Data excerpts
*** Block opens ***

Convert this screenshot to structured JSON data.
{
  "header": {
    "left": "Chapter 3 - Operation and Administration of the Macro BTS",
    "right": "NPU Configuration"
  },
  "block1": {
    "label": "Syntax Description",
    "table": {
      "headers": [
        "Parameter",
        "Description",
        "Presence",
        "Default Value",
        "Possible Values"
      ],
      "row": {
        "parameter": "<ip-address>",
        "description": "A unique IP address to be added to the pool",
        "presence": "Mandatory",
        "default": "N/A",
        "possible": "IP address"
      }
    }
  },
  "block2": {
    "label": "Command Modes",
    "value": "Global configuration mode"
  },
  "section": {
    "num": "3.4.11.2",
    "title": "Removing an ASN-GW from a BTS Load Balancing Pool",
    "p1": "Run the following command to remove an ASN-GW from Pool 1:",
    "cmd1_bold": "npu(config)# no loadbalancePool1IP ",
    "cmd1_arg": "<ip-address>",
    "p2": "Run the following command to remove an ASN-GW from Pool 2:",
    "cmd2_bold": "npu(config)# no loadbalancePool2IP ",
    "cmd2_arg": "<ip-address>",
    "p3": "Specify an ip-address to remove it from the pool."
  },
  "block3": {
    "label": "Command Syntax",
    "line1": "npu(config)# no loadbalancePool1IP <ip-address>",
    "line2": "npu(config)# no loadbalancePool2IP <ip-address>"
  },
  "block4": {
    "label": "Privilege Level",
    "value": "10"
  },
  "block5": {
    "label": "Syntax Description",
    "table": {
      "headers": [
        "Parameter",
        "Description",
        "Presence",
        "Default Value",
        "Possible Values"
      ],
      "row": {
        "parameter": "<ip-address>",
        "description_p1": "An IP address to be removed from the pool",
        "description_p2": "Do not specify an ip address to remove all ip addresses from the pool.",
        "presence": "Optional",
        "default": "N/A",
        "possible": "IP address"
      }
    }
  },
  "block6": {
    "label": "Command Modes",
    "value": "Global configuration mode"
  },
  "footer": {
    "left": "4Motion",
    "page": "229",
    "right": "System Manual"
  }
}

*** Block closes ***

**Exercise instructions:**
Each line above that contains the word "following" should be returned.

**Response area:**
    "p1": "Run the following command to remove an ASN-GW from Pool 1:",
    "p2": "Run the following command to remove an ASN-GW from Pool 2:",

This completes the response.